# What the task requires:
Only the total should be returned: the number of lines in the data that hold the string "from".

# Excerpted records:
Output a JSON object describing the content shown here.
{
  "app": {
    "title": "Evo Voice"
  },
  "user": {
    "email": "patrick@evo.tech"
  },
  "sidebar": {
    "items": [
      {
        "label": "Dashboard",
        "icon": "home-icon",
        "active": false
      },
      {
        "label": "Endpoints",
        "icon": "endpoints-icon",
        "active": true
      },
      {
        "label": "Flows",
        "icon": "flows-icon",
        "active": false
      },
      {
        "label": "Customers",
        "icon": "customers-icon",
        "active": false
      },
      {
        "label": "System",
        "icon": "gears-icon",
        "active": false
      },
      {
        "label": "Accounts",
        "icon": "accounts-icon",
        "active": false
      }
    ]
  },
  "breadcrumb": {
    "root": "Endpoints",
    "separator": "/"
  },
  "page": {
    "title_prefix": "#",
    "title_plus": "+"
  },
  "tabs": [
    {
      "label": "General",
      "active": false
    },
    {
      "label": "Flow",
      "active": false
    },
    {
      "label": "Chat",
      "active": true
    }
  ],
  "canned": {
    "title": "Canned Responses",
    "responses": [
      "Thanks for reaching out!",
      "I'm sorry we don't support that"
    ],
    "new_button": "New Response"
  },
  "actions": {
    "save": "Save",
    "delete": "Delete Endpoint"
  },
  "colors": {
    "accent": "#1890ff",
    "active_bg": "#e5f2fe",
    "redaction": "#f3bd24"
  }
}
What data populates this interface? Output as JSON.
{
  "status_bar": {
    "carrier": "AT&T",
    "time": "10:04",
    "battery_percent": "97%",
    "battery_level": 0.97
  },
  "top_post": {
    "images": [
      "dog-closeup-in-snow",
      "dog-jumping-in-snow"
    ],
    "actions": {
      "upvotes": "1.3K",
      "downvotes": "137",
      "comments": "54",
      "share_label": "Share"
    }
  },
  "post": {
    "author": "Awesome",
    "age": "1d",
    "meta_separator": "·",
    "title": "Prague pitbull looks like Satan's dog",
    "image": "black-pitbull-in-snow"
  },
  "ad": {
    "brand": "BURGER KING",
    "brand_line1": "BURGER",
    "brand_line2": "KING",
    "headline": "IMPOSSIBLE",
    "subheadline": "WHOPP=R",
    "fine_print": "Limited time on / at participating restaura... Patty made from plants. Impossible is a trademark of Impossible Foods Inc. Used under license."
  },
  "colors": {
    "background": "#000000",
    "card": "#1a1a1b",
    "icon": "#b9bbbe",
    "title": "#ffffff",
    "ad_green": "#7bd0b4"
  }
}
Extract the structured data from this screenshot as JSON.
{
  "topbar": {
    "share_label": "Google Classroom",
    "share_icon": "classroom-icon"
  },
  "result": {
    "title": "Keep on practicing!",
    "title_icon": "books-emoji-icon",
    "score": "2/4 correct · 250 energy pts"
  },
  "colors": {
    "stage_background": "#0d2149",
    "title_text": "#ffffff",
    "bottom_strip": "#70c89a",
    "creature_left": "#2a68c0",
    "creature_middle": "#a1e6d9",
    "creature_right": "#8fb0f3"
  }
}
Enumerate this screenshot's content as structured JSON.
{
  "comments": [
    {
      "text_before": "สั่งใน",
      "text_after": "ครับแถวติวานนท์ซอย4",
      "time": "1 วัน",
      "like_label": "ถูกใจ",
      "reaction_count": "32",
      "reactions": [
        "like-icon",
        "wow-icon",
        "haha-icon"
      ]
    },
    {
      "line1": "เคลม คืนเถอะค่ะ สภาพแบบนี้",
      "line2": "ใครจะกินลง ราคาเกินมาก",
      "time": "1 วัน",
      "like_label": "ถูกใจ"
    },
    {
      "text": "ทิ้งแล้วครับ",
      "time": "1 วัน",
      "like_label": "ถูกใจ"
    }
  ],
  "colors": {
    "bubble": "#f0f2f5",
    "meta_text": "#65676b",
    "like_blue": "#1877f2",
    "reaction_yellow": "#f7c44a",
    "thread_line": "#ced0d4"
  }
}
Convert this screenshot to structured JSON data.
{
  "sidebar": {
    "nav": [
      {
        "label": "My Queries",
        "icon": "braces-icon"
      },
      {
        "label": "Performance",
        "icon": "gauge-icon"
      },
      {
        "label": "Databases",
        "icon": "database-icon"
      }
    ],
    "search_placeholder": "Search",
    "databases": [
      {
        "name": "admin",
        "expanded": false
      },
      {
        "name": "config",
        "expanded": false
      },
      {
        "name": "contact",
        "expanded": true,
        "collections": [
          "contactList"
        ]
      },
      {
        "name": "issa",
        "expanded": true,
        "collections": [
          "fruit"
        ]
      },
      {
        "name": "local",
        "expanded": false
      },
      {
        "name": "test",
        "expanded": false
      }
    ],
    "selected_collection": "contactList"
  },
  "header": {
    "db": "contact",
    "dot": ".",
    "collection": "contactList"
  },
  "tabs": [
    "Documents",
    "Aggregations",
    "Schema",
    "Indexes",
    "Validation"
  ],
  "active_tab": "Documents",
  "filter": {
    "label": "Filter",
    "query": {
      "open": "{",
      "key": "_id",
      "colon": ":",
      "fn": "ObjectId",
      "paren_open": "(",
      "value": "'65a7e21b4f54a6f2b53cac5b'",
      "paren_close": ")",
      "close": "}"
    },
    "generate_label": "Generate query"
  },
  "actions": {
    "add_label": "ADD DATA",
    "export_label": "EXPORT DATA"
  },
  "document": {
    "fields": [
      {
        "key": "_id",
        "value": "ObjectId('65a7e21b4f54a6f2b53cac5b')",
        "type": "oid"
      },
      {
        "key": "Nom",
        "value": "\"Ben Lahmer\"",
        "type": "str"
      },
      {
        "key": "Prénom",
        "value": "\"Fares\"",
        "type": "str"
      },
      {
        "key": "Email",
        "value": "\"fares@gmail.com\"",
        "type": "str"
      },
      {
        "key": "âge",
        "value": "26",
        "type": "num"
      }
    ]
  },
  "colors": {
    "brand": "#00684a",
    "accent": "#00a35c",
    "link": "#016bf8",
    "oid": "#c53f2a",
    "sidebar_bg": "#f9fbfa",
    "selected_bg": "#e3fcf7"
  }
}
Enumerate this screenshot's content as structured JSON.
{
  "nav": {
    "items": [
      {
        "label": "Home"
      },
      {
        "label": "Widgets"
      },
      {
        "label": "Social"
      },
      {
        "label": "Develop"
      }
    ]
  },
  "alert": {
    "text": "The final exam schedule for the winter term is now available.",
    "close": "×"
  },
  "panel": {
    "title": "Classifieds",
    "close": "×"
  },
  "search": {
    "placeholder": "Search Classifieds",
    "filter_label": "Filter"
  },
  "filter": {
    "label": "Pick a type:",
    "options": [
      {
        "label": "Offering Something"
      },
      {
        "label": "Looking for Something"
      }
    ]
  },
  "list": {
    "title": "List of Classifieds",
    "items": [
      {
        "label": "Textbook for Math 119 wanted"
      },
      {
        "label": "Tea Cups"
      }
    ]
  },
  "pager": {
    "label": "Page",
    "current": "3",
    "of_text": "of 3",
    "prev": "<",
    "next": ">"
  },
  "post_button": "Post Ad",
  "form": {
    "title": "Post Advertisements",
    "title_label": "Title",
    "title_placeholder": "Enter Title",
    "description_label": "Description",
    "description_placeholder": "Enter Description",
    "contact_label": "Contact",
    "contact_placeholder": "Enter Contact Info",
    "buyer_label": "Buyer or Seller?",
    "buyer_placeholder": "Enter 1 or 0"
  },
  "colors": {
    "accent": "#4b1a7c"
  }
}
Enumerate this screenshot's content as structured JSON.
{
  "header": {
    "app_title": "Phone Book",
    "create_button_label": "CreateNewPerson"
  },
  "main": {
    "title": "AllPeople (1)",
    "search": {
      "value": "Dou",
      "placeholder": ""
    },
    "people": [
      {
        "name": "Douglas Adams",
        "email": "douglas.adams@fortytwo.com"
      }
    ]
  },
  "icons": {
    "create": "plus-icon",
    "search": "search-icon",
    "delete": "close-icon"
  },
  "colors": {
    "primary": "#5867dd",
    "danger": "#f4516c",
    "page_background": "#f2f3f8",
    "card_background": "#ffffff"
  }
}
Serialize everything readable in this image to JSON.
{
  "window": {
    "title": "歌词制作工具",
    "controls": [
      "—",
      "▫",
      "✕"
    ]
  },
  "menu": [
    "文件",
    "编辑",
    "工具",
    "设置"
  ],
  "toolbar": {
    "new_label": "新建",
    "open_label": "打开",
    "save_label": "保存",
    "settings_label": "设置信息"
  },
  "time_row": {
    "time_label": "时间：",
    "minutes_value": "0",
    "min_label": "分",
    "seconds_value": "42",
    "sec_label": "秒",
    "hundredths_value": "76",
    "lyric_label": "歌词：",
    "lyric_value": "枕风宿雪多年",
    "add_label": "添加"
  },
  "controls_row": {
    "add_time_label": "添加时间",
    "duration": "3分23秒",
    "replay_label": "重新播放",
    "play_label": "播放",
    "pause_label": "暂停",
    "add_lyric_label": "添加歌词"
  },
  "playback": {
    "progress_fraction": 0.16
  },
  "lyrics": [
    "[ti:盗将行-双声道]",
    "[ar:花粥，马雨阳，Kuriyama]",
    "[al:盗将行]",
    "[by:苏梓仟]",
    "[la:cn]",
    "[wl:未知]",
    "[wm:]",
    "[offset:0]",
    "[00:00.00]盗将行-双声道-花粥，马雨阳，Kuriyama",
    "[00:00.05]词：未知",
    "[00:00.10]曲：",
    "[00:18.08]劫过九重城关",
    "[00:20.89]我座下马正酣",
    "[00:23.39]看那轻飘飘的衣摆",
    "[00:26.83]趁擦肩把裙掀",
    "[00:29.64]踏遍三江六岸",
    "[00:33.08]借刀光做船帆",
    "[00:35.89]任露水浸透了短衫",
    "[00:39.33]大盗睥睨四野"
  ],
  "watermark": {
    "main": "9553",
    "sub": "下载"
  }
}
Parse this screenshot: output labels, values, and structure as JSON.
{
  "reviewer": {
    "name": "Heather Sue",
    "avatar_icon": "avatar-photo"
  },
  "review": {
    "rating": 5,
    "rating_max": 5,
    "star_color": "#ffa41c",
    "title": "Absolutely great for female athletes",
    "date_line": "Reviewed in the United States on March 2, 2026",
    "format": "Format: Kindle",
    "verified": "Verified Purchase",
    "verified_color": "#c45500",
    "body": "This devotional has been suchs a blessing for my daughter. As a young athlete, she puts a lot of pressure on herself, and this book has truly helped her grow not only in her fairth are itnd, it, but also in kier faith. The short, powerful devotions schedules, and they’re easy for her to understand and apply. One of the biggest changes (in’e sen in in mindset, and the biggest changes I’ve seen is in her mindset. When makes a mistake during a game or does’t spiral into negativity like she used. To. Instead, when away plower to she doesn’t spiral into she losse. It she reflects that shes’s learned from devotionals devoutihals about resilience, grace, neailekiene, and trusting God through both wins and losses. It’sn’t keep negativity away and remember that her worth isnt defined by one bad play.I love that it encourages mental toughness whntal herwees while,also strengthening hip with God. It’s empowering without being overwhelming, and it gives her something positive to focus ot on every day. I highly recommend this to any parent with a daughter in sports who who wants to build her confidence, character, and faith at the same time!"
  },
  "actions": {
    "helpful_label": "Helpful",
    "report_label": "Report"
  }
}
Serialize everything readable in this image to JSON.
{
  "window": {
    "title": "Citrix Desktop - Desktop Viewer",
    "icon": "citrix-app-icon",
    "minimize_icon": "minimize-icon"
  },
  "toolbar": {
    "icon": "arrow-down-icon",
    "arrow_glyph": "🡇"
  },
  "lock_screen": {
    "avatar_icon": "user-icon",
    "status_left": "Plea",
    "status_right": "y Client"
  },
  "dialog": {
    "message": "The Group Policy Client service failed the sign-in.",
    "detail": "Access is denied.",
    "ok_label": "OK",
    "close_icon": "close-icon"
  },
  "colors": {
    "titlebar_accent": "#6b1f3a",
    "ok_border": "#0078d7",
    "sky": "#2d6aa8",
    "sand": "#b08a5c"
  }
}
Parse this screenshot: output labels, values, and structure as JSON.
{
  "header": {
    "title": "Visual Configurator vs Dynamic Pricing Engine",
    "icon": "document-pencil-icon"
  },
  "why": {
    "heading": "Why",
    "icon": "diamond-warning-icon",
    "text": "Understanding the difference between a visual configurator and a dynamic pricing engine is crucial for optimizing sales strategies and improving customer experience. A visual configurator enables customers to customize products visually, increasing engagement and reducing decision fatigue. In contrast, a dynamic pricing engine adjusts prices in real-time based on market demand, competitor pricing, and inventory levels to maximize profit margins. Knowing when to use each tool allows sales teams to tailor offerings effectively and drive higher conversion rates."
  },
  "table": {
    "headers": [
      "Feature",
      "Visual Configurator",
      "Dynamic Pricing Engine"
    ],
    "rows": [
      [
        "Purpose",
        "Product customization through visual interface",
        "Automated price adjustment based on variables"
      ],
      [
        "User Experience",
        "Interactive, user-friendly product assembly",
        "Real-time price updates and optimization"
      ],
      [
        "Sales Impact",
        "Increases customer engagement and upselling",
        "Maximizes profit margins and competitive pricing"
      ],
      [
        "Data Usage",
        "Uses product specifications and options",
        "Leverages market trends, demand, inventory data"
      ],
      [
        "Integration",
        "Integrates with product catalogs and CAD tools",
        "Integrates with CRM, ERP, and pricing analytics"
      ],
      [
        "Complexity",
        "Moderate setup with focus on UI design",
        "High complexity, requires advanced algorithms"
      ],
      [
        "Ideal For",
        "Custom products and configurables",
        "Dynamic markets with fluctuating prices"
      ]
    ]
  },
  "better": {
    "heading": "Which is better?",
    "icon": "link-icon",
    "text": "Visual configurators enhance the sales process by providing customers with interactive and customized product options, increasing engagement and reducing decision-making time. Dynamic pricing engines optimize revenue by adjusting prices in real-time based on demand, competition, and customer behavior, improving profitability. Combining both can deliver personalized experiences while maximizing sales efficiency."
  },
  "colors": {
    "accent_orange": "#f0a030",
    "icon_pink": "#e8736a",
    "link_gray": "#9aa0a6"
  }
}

# Final answer:
3